JOHANNESBURG — Tens of thousands of South Africans demonstrated peacefully Friday in a national outpouring of anger at their scandal-tainted president, and a second agency lowered the country’s credit rating to junk status a week after the firing of the respected finance minister.
While concerns grew about the struggling economy and government corruption, the protests were unlikely to pose an immediate threat to President Jacob Zuma, who retains the backing of powerful factions within the ruling African National Congress party. But divisions over his conduct are growing within the party, whose moral authority — a legacy of its leading role in the fight against white minority rule— has eroded during his tenure.
Nobel laureate and anti-apartheid leader Desmond Tutu, 85 and ailing, made a rare public appearance to support the protests. His foundation posted a scathing tweet in his name: ‘‘We will pray for the downfall of a government that misrepresents us.’’
In Johannesburg, police fired rubber bullets to disperse about 100 ruling party members who were making their way toward protesters, the African News Agency reported. Separately, ruling party members assaulted several protesters participating in a march organized by the Democratic Alliance, South Africa’s biggest opposition group. Other ANC members in military uniforms who had been posted outside their party headquarters helped to escort the protesters to safety.
Police in Pietermaritzburg city also fired rubber bullets to keep Zuma supporters away from a rally against him.
The Fitch agency cited political uncertainty as a factor in its decision to downgrade South Africa’s credit rating to below investment grade, days after Standard & Poor’s did the same.
Zuma’s Cabinet reshuffle, in which Finance Minister Pravin Gordhan was fired, will further discourage companies from investing in South Africa and could weaken ‘‘standards of governance and public finances,’’ Fitch said.

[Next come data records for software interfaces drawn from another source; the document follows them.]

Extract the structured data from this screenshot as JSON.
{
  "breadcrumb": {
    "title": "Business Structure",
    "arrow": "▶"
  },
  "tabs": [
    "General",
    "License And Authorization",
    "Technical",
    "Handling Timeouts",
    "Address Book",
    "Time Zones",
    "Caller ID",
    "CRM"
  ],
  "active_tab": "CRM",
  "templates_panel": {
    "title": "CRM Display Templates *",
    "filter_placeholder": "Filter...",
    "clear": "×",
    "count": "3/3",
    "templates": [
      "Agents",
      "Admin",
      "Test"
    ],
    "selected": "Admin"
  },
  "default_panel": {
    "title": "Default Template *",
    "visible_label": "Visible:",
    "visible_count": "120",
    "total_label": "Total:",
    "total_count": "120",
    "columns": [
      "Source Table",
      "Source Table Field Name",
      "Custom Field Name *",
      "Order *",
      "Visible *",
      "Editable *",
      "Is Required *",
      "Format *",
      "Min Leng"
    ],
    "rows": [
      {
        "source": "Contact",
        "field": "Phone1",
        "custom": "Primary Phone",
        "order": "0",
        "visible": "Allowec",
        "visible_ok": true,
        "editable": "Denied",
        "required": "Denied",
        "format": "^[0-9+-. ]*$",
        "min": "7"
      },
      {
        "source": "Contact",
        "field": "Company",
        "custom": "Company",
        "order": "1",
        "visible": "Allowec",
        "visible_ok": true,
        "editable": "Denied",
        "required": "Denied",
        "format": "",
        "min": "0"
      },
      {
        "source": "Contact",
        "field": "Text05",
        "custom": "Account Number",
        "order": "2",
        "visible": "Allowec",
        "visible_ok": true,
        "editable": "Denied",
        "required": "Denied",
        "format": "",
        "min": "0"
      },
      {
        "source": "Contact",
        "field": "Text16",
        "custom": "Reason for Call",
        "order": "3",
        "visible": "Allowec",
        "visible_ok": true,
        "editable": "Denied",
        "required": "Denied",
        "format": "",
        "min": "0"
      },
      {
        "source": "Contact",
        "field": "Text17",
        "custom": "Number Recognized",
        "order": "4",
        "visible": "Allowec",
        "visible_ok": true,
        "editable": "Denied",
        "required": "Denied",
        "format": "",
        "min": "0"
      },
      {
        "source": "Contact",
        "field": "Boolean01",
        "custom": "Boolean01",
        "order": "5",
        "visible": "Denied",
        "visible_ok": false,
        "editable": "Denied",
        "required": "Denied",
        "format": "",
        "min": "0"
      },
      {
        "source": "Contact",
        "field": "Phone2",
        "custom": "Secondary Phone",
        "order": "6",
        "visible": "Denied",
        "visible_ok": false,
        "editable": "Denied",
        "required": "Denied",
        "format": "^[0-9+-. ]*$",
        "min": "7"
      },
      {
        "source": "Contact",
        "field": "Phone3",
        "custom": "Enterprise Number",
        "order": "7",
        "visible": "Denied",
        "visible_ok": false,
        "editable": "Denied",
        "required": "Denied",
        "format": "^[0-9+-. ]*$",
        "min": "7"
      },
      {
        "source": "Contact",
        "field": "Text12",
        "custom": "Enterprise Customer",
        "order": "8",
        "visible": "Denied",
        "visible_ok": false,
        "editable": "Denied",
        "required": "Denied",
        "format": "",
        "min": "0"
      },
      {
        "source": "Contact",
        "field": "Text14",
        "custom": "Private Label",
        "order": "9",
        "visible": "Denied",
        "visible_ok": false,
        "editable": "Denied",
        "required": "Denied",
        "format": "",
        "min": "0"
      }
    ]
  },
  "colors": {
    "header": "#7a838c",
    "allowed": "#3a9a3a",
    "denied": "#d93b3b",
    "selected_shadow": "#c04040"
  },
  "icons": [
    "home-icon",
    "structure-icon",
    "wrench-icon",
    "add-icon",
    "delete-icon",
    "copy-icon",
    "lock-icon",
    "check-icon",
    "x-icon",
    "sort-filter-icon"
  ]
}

The National Treasury described the downgrade as a setback but said the government is committed to fiscal discipline and structural reforms aimed at boosting economic growth.